Delta sticks to its guns with fleet acquisition strategy
There are several different philosophy’s for airline fleet purchases and while Delta has been characterized in the past as dependent on older generation or used aircraft, in practice it is actually an airline that looks for undervalued or inexpensive opportunities and judges overall cost including the cost of capital (not just operating economics).
This already resulted in a buy for the Airbus A350 and A330neo back in 2014, and has once again yielded a new generation aircraft with the CSeries. The key determinant here was absolutely price (and fitting one of Delta’s need,) and Delta arguably would never have more leverage over a desperate Bombardier than it did right now.
And there is definitely some game theory built into this process. Airbus and Boeing likely offered the current generation A319 and 737-700 respectively at a sharp discount to Delta. This was undoubtedly attractive for the economics, but it is in Delta’s interest to have more viable aircraft manufacturers out there (better leverage for negotiation), so perhaps that added to the allure of a Bombardier buy.
Has Bombardier broken into the duopoly?
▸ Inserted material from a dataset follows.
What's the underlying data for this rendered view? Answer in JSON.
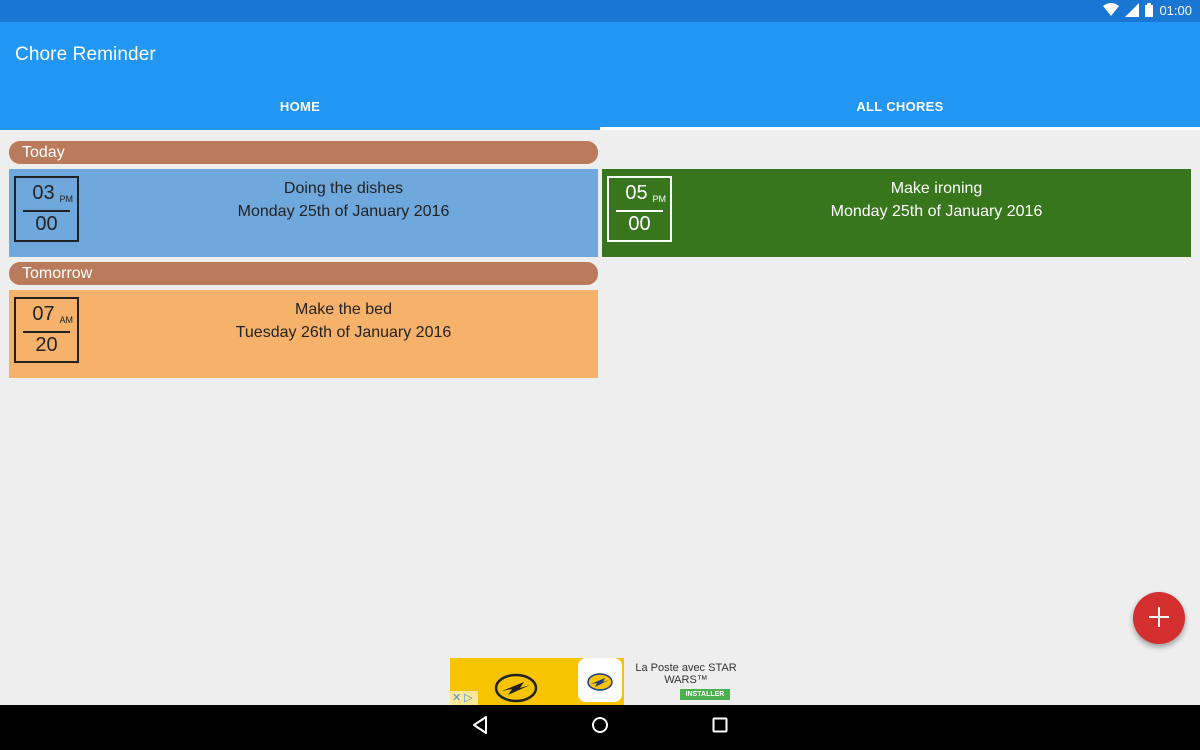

Delta’s order, together with the earlier Memorandum of Understanding subscribed by Air Canada, is enough market validation for the CSeries that it will at least begin to make Airbus and Boeing sweat. For nearly two decades, since Boeing merged with McDonnell-Douglas in 1998, the two major airframers have dominated the large (>120 seats) narrowbody and widebody aircraft markets, with no other manufacturer gaining more than a 5% share in planes above 120 seats.
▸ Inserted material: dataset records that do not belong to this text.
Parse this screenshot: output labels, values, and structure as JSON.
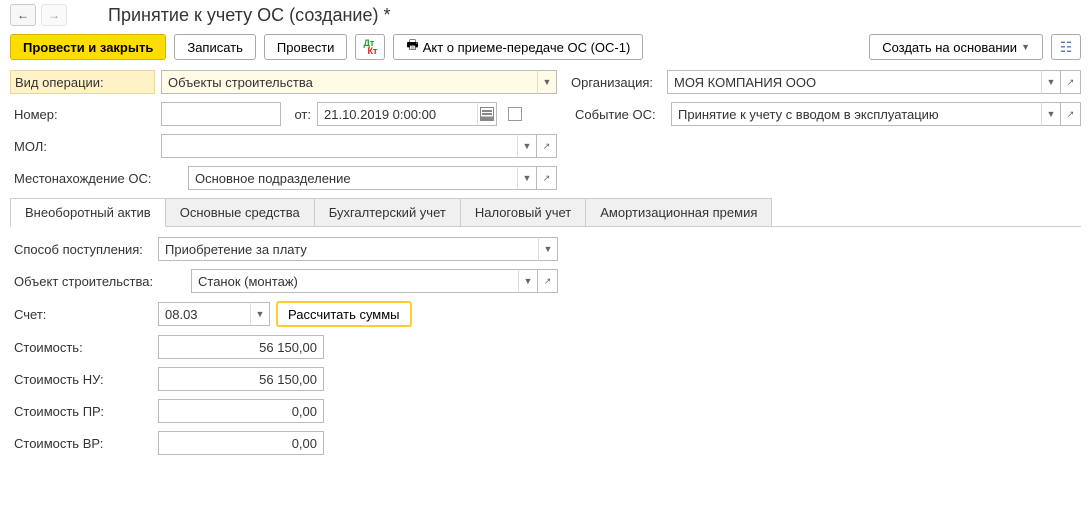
{
  "header": {
    "title": "Принятие к учету ОС (создание) *"
  },
  "toolbar": {
    "post_and_close": "Провести и закрыть",
    "save": "Записать",
    "post": "Провести",
    "act_label": "Акт о приеме-передаче ОС (ОС-1)",
    "create_based_on": "Создать на основании"
  },
  "form": {
    "operation_type_label": "Вид операции:",
    "operation_type_value": "Объекты строительства",
    "organization_label": "Организация:",
    "organization_value": "МОЯ КОМПАНИЯ ООО",
    "number_label": "Номер:",
    "number_value": "",
    "date_prefix": "от:",
    "date_value": "21.10.2019  0:00:00",
    "event_label": "Событие ОС:",
    "event_value": "Принятие к учету с вводом в эксплуатацию",
    "mol_label": "МОЛ:",
    "mol_value": "",
    "location_label": "Местонахождение ОС:",
    "location_value": "Основное подразделение"
  },
  "tabs": {
    "t1": "Внеоборотный актив",
    "t2": "Основные средства",
    "t3": "Бухгалтерский учет",
    "t4": "Налоговый учет",
    "t5": "Амортизационная премия"
  },
  "pane": {
    "receipt_method_label": "Способ поступления:",
    "receipt_method_value": "Приобретение за плату",
    "construction_object_label": "Объект строительства:",
    "construction_object_value": "Станок (монтаж)",
    "account_label": "Счет:",
    "account_value": "08.03",
    "calc_sums": "Рассчитать суммы",
    "cost_label": "Стоимость:",
    "cost_value": "56 150,00",
    "cost_nu_label": "Стоимость НУ:",
    "cost_nu_value": "56 150,00",
    "cost_pr_label": "Стоимость ПР:",
    "cost_pr_value": "0,00",
    "cost_vr_label": "Стоимость ВР:",
    "cost_vr_value": "0,00"
  }
}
This dominance began when the Boeing 737 Next-Generation family was launched in 1998 to join the Airbus A320, as the McDonnell-Douglas MD-80 was on its final legs. In the intervening years, neither Russia (the MS-21) nor China (the C919) managed to build a credible competitor and no one else even tried.
Simultaneously, Bombardier and Embraer were building scale (although not necessarily profitable business models) on the back of regional and small mainline jets ranging from 50-110 seats. Particularly, the Embraer E190 found a home as the smallest model in larger fleets that also featured 737s or A320s. But neither carrier really crossed paths with Boeing and Airbus, lacking the financial might to do so… until Bombardier took the plunge with the CSeries.
The CSeries is truly a great aircraft from a technical and economic perspective, leveraging the same engine technology as the A320neo and 737 MAX with a decades younger clean-sheet fuselage and other optimizations that Airbus and Boeing cannot match to date.
Even though the CSeries has had a rough go of it from a sales perspective due to a mixture of market factors and its own missteps, it wins pretty much any head-to-head contest with an Airbus or Boeing airplane in the same class.
We personally have spoken to three or four airlines, which have held off on pulling the trigger on the CSeries for fears about Bombardier’s financial future, and questions over whether the aircraft would ever reach critical mass of production.
Hopefully for Bombardier, Delta can be for the CSeries what Eastern Air Lines was for Airbus and the A300 back in the 1970s. We are big fans of the CSeries and its operational capabilities and economics, and we believe that it would be a good fit for several airlines in the United States and around the world. Delta may just be the order to kickstart the CSeries program.
Now, we expect to see more good news for the program, perhaps as early as the Farnborough Air Show this July, which will coincide with the Entry into Service with SWISS, now scheduled to take place on July 15.